Bolivians wondered if she would use her powerful new post to help bring Morales back to power. Instead, Copa threw a wrench in Morales’ plans, calling for calm, not civil war. “Let’s rid ourselves of the [political] colors and of radical positions,” she declared. “What the country seeks is peace.” Copa and Anez, the two women suddenly at the helm of Bolivia’s two most powerful branches of government, have worked together to prepare for new elections, now set for May 3. Lawmakers have appointed a new, six-member electoral tribunal, and international observers have been invited to oversee the voting.
But Anez has also been overplaying her hand and hardly acting like an interim or caretaker president, accused by her critics of repressing the MAS, curbing press freedoms and in general abusing her authority. Morales has stirred controversy too. From neighboring Argentina, the exiled president told a reporter earlier this month that Bolivians should create armed militias like the ones Chavistas have built in Venezuela. Some Morales supporters said they’d get to work on it, but the overwhelming reaction in Bolivia was outrage, prompting Morales to backtrack and claim he had been misunderstood.
The episode hurt Morales with many of his erstwhile supporters. Some in his base had already grown disenchanted with him in recent years, feeling that Morales, who had once enjoyed stratospheric approval ratings, was taking them for granted and ignoring their views. With the election date set and the parties choosing their candidates, Morales is fighting to preserve his influence.
After MAS members settled on former Foreign Minister David Choquehuanca as the party’s presidential candidate, Morales quickly pushed back. He announced his own competing choice for president, Luis Arce, the architect of his successful economic policies, who had fled to exile with him. Arce is being investigated by the interim government for corruption in a wide-ranging probe of members of Morales’ administration. For a brief period, it looked as if the MAS would fracture. But in a crucial victory for Morales, he proposed a joint ticket, with Arce as presidential candidate and Choquehuanca as his running mate, and the party accepted it. Arce returned to Bolivia this week.

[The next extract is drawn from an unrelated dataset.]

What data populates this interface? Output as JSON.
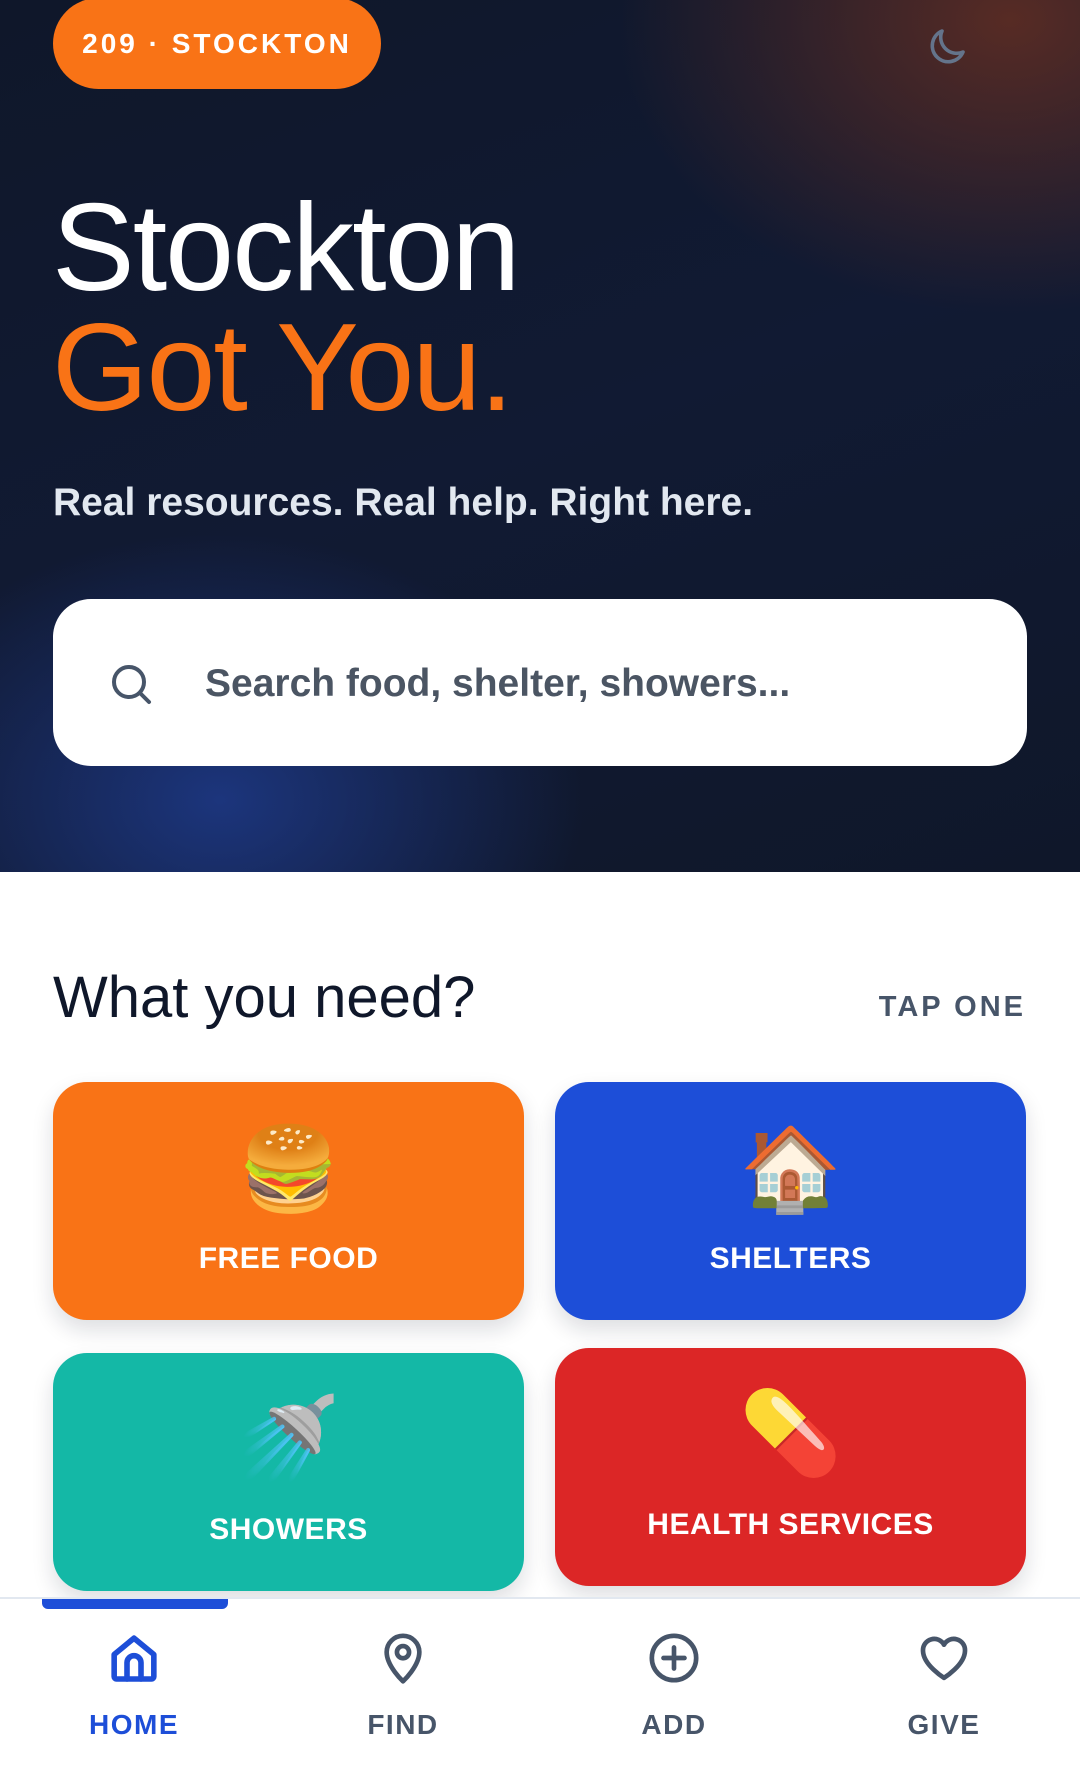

While the MAS seems to have patched up its divisions, the conservative opposition is a long way from choosing its ticket. Multiple prominent figures have announced their candidacies, including centrist Carlos Mesa—a former president who ran against Morales in the doomed October election and might have emerged as the winner if there hadn’t been fraud—and Jorge Quiroga, another former president.

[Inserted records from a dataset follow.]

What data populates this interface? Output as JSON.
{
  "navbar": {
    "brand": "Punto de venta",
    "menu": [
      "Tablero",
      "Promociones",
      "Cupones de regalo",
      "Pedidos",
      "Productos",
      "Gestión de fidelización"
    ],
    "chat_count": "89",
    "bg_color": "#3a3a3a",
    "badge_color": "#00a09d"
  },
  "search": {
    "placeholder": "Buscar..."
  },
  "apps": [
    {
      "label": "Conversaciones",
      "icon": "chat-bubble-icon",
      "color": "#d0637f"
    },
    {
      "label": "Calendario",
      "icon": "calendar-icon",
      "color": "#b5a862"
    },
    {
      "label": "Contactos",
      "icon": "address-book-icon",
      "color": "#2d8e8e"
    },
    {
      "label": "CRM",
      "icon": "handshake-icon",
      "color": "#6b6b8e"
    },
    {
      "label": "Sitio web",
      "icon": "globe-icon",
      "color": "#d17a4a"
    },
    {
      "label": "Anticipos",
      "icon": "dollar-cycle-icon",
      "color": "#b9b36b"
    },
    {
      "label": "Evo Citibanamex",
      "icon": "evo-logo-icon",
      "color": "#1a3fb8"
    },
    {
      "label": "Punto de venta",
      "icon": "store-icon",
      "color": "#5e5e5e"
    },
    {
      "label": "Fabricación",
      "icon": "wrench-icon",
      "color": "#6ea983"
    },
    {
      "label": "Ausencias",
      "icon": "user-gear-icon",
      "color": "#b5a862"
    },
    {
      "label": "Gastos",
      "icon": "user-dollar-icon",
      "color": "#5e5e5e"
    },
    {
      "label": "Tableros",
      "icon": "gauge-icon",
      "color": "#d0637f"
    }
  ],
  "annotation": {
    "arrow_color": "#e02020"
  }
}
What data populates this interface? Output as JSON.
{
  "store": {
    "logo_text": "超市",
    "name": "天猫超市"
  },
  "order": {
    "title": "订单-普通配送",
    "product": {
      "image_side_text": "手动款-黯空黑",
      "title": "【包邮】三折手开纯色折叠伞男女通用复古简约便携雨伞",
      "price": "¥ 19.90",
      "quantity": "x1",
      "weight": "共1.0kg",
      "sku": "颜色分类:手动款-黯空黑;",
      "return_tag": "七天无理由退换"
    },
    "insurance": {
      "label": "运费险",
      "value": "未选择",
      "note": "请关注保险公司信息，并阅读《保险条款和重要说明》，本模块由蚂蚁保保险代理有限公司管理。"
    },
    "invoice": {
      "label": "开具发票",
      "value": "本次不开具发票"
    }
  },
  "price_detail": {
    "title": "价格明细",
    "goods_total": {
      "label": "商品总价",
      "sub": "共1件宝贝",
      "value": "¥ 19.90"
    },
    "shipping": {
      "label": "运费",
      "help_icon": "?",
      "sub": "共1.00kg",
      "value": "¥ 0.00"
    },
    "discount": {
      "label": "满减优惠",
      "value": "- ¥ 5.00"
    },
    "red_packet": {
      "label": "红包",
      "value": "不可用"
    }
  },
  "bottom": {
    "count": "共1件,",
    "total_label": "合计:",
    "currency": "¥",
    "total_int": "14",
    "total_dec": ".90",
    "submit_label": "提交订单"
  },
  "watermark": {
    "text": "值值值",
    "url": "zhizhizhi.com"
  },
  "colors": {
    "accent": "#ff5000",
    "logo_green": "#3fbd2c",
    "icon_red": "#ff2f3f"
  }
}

But the biggest electoral bombshell came late last week, when Anez threw her hat into the crowded ring, despite questions about the legality of the move and whether she is required to first resign as interim president if she wants to be a candidate. Her announcement angered both her critics and her allies, who viewed it as a violation of her role as an interim leader. “A presidential candidacy disrupts her historic role and the credibility of the transition,” Mesa said. One member of her Cabinet, Communications Minister Roxana Lizarraga, resigned in protest, calling Anez’s decision to run for president while serving as interim leader a “betrayal of democracy.”
The dispute is welcome news for the MAS and for Arce, who is narrowly leading in polls against the rest of the deeply divided field. Arce, who still faces his own potential legal problems over corruption charges, is now questioning whether the upcoming elections can be trusted if Anez is running as a candidate while occupying the presidency. It’s the same question that Morales’ critics asked of him a few months ago.
Bolivia weathered the convulsion that followed that election last fall. But much remains unresolved, including where Morales fits into the country’s inevitably contentious future.